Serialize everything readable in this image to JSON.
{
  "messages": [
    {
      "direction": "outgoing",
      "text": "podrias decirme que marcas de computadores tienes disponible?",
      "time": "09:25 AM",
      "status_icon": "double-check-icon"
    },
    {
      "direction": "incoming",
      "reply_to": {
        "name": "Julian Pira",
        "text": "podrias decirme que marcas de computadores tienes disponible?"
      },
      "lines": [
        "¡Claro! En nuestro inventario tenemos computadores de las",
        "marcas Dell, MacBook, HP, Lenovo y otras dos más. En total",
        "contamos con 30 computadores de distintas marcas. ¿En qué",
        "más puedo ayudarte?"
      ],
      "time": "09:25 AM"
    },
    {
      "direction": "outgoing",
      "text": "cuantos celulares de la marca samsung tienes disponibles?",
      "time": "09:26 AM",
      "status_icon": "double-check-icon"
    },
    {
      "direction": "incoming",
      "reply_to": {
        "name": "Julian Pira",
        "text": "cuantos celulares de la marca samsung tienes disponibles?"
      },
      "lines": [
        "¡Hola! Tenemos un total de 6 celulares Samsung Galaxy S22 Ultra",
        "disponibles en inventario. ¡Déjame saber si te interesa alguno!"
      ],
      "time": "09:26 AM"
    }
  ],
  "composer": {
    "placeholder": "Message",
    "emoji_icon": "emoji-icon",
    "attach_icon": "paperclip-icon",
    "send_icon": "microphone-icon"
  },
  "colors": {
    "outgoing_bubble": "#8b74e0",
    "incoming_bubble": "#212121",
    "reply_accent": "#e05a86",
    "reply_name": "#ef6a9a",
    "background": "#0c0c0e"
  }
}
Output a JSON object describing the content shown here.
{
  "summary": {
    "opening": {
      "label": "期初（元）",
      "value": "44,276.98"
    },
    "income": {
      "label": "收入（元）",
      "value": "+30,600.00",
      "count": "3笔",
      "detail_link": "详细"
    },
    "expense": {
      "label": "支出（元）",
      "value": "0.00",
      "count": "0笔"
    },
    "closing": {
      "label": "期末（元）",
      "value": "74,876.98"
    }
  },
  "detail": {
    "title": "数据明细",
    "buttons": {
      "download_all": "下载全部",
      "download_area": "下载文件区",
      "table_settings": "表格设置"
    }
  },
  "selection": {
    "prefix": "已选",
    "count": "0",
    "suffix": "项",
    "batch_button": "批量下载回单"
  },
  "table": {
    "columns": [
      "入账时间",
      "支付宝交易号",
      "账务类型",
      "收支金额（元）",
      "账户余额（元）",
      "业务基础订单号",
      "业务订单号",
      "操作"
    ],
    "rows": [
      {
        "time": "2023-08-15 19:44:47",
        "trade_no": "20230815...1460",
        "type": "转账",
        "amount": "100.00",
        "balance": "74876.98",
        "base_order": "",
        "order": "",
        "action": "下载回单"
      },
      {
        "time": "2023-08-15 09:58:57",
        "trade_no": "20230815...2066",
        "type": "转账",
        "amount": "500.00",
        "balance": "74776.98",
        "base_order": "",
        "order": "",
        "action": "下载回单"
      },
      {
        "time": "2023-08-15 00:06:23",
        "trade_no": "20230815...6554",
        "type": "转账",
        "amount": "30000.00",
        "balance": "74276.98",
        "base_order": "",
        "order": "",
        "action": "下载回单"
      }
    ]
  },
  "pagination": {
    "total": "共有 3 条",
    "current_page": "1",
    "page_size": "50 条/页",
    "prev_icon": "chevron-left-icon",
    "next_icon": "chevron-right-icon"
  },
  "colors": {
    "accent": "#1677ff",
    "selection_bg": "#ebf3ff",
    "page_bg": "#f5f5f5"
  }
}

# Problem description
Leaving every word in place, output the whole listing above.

# Result for this exercise
Serialize everything readable in this image to JSON.
{
  "messages": [
    {
      "direction": "outgoing",
      "text": "podrias decirme que marcas de computadores tienes disponible?",
      "time": "09:25 AM",
      "status_icon": "double-check-icon"
    },
    {
      "direction": "incoming",
      "reply_to": {
        "name": "Julian Pira",
        "text": "podrias decirme que marcas de computadores tienes disponible?"
      },
      "lines": [
        "¡Claro! En nuestro inventario tenemos computadores de las",
        "marcas Dell, MacBook, HP, Lenovo y otras dos más. En total",
        "contamos con 30 computadores de distintas marcas. ¿En qué",
        "más puedo ayudarte?"
      ],
      "time": "09:25 AM"
    },
    {
      "direction": "outgoing",
      "text": "cuantos celulares de la marca samsung tienes disponibles?",
      "time": "09:26 AM",
      "status_icon": "double-check-icon"
    },
    {
      "direction": "incoming",
      "reply_to": {
        "name": "Julian Pira",
        "text": "cuantos celulares de la marca samsung tienes disponibles?"
      },
      "lines": [
        "¡Hola! Tenemos un total de 6 celulares Samsung Galaxy S22 Ultra",
        "disponibles en inventario. ¡Déjame saber si te interesa alguno!"
      ],
      "time": "09:26 AM"
    }
  ],
  "composer": {
    "placeholder": "Message",
    "emoji_icon": "emoji-icon",
    "attach_icon": "paperclip-icon",
    "send_icon": "microphone-icon"
  },
  "colors": {
    "outgoing_bubble": "#8b74e0",
    "incoming_bubble": "#212121",
    "reply_accent": "#e05a86",
    "reply_name": "#ef6a9a",
    "background": "#0c0c0e"
  }
}
Output a JSON object describing the content shown here.
{
  "summary": {
    "opening": {
      "label": "期初（元）",
      "value": "44,276.98"
    },
    "income": {
      "label": "收入（元）",
      "value": "+30,600.00",
      "count": "3笔",
      "detail_link": "详细"
    },
    "expense": {
      "label": "支出（元）",
      "value": "0.00",
      "count": "0笔"
    },
    "closing": {
      "label": "期末（元）",
      "value": "74,876.98"
    }
  },
  "detail": {
    "title": "数据明细",
    "buttons": {
      "download_all": "下载全部",
      "download_area": "下载文件区",
      "table_settings": "表格设置"
    }
  },
  "selection": {
    "prefix": "已选",
    "count": "0",
    "suffix": "项",
    "batch_button": "批量下载回单"
  },
  "table": {
    "columns": [
      "入账时间",
      "支付宝交易号",
      "账务类型",
      "收支金额（元）",
      "账户余额（元）",
      "业务基础订单号",
      "业务订单号",
      "操作"
    ],
    "rows": [
      {
        "time": "2023-08-15 19:44:47",
        "trade_no": "20230815...1460",
        "type": "转账",
        "amount": "100.00",
        "balance": "74876.98",
        "base_order": "",
        "order": "",
        "action": "下载回单"
      },
      {
        "time": "2023-08-15 09:58:57",
        "trade_no": "20230815...2066",
        "type": "转账",
        "amount": "500.00",
        "balance": "74776.98",
        "base_order": "",
        "order": "",
        "action": "下载回单"
      },
      {
        "time": "2023-08-15 00:06:23",
        "trade_no": "20230815...6554",
        "type": "转账",
        "amount": "30000.00",
        "balance": "74276.98",
        "base_order": "",
        "order": "",
        "action": "下载回单"
      }
    ]
  },
  "pagination": {
    "total": "共有 3 条",
    "current_page": "1",
    "page_size": "50 条/页",
    "prev_icon": "chevron-left-icon",
    "next_icon": "chevron-right-icon"
  },
  "colors": {
    "accent": "#1677ff",
    "selection_bg": "#ebf3ff",
    "page_bg": "#f5f5f5"
  }
}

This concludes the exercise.